* [RECORDS FOR THE TASK]
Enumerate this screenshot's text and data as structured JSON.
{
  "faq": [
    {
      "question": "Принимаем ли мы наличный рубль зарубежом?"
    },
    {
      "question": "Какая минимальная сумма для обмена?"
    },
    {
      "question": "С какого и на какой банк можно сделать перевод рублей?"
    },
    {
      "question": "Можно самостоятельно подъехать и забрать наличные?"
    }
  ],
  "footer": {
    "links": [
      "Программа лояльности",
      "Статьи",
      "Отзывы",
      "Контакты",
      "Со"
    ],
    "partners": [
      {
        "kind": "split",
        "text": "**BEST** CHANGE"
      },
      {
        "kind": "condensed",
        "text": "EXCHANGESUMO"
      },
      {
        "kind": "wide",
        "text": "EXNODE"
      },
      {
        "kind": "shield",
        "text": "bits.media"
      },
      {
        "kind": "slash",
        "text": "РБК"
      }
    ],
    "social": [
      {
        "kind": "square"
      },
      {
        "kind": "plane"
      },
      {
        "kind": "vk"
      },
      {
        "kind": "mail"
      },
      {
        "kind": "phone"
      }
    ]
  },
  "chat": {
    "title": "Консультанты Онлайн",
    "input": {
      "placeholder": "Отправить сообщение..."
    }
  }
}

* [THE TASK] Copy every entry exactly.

* [RESULT]
Enumerate this screenshot's text and data as structured JSON.
{
  "faq": [
    {
      "question": "Принимаем ли мы наличный рубль зарубежом?"
    },
    {
      "question": "Какая минимальная сумма для обмена?"
    },
    {
      "question": "С какого и на какой банк можно сделать перевод рублей?"
    },
    {
      "question": "Можно самостоятельно подъехать и забрать наличные?"
    }
  ],
  "footer": {
    "links": [
      "Программа лояльности",
      "Статьи",
      "Отзывы",
      "Контакты",
      "Со"
    ],
    "partners": [
      {
        "kind": "split",
        "text": "**BEST** CHANGE"
      },
      {
        "kind": "condensed",
        "text": "EXCHANGESUMO"
      },
      {
        "kind": "wide",
        "text": "EXNODE"
      },
      {
        "kind": "shield",
        "text": "bits.media"
      },
      {
        "kind": "slash",
        "text": "РБК"
      }
    ],
    "social": [
      {
        "kind": "square"
      },
      {
        "kind": "plane"
      },
      {
        "kind": "vk"
      },
      {
        "kind": "mail"
      },
      {
        "kind": "phone"
      }
    ]
  },
  "chat": {
    "title": "Консультанты Онлайн",
    "input": {
      "placeholder": "Отправить сообщение..."
    }
  }
}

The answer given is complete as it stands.